Consider David. He, too, wanted God to save him from his troubles by representing him in divine court when he cried out,

Plead my cause and redeem me;
give me life according to your promise!
Psalm 119:54

We often interpret this idea through the lens of our New Testament assumptions. But, in order to accurately apply the idea of redemption to the New Testament and to our lives today, we first need to understand what it meant in the Old Testament.

Applying the Truth

What I find in the Old Testament is the redeemer filling a particular role in an intensely personal way. He performs legal transactions in court that include both the purchase of people and property. He carries out legal judgment for the safety of his family. He directs, protects, and provides for those under his care.

When I take this concept of redemption and apply it to the concept of “redeeming the culture,” I run into two huge problems.

Problem #1

If we are redeeming something, I have to ask myself who fits this role of “redeemer.” The kinsman redeemer is a role reserved for the Old Testament Israelite males who provided leadership for their family units. Nowhere in the church do we find Christians fulfilling this role. We do, however, have one New Testament passage in which Stephen calls Moses (surprise!) a “ruler and redeemer” (Acts 7:35).

You probably know where this is going; the only person who “redeems” anything in the New Testament is God, in Jesus Christ. My next blog post will focus on the act of God’s redemption in the New Testament. But for now we need to be honest and say New Testament believers have never, ever been commanded to “redeem” anything (I’ll deal with Colossians 4:5 and Ephesians 5:16 next time). That simply is not our role. And next time we’ll see why it actually distorts the gospel to say otherwise.

Problem #2

Nowhere in the Bible, in either the Old Testament or the New, is the act of “redeeming” divorced from a relational context. When we use an amorphous phrase like “redeeming the culture” we rip the idea of redemption out of its intending context (for you language nerds, semantic domain).

This may get a little bit deep, but let me share with you a quote from a popular evangelical book on poverty alleviation that supports the idea of redeeming the culture from Colossians 1:16-17.

“Hence, Christ is actively engaged in sustaining the economic, social, political, and religious systems in which humans live. There is certainly real mystery here, but the central point of Scripture is clear: as humans engage in cultural activity, they are unpacking a creation that Christ created, sustains, and as we shall see later, redeems” [emphasis added]. [2]

I am glad they give credit to Christ as the Redeemer. But notice how “cultural activity” suddenly becomes the focal point of our purpose here on earth. And notice that the focus of Christ’s redemption has suddenly shifted from people, the image-bearing crown of His creation, to encompass all of creation. These authors have grounded their intepretation of Scripture in secular cultural anthropology arguments rather than biblical theology. That shift, though subtle, is seismic.
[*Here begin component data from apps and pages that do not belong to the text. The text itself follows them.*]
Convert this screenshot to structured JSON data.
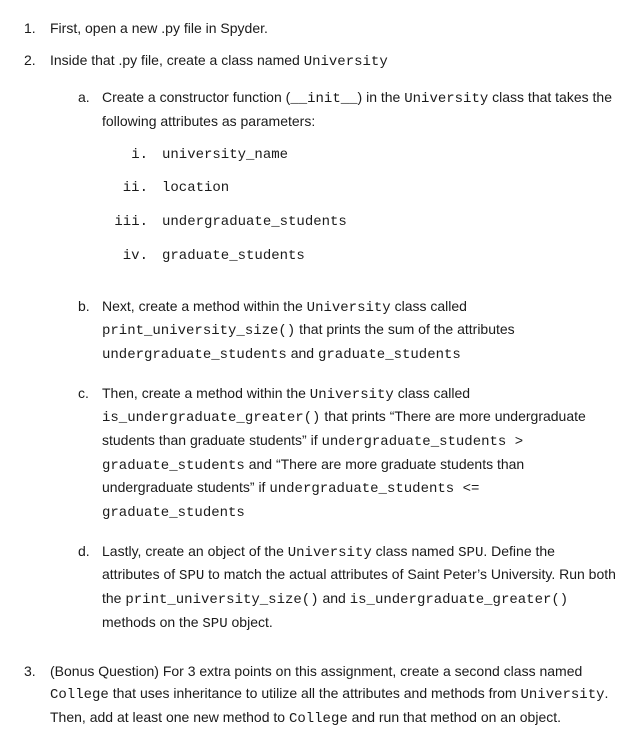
{
  "items": {
    "1": {
      "num": "1.",
      "text_before": "First, open a new .py file in Spyder."
    },
    "2": {
      "num": "2.",
      "text_before": "Inside that .py file, create a class named ",
      "code1": "University",
      "sub": {
        "a": {
          "num": "a.",
          "t1": "Create a constructor function (",
          "c1": "__init__",
          "t2": ") in the ",
          "c2": "University",
          "t3": " class that takes the following attributes as parameters:",
          "roman": {
            "i": {
              "num": "i.",
              "code": "university_name"
            },
            "ii": {
              "num": "ii.",
              "code": "location"
            },
            "iii": {
              "num": "iii.",
              "code": "undergraduate_students"
            },
            "iv": {
              "num": "iv.",
              "code": "graduate_students"
            }
          }
        },
        "b": {
          "num": "b.",
          "t1": "Next, create a method within the ",
          "c1": "University",
          "t2": " class called ",
          "c2": "print_university_size()",
          "t3": " that prints the sum of the attributes ",
          "c3": "undergraduate_students",
          "t4": " and ",
          "c4": "graduate_students"
        },
        "c": {
          "num": "c.",
          "t1": "Then, create a method within the ",
          "c1": "University",
          "t2": " class called ",
          "c2": "is_undergraduate_greater()",
          "t3": " that prints “There are more undergraduate students than graduate students” if ",
          "c3": "undergraduate_students > graduate_students",
          "t4": " and “There are more graduate students than undergraduate students” if ",
          "c4": "undergraduate_students <= graduate_students"
        },
        "d": {
          "num": "d.",
          "t1": "Lastly, create an object of the ",
          "c1": "University",
          "t2": " class named ",
          "c2": "SPU",
          "t3": ". Define the attributes of ",
          "c3": "SPU",
          "t4": " to match the actual attributes of Saint Peter’s University. Run both the ",
          "c4": "print_university_size()",
          "t5": " and ",
          "c5": "is_undergraduate_greater()",
          "t6": " methods on the ",
          "c6": "SPU",
          "t7": " object."
        }
      }
    },
    "3": {
      "num": "3.",
      "t1": "(Bonus Question) For 3 extra points on this assignment, create a second class named ",
      "c1": "College",
      "t2": " that uses inheritance to utilize all the attributes and methods from ",
      "c2": "University",
      "t3": ". Then, add at least one new method to ",
      "c3": "College",
      "t4": " and run that method on an object."
    }
  }
}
I find no place in Scripture that teaches Christ will redeem creation or the cultural activity that goes with it. I do find a promise that God will reverse the curse on the physical earth. And I find the promise of Christ redeeming fallen people. But I do not find cultural redemption anywhere in Scripture. That is because redemption is an exclusively personal act. So it is not our job to “engage in cultural activity” by “unpacking a creation that Christ created.”

It’s time we challenged the concept of “redeeming the culture.” If we ignore the Old Testament truths that ground our New Testament understanding, we begin drifting like a lazy beach swimmer on the current of the waves. We drift so far we even threaten to distort the gospel. We’ll dive into that topic next time as we look at redemption more closely in the New Testament.



[1] Cundall, A. E., & Morris, L. (1968). Judges and Ruth: an introduction and commentary (Vol. 7, p. 273). Downers Grove, IL: InterVarsity Press.

[2] Corbett, Steve, & Fikkert, B. (2012). When Helping Hurts: How to Alleviate Poverty without Hurting the Poor and Yourself. Chicago, IL: Moody Publishers.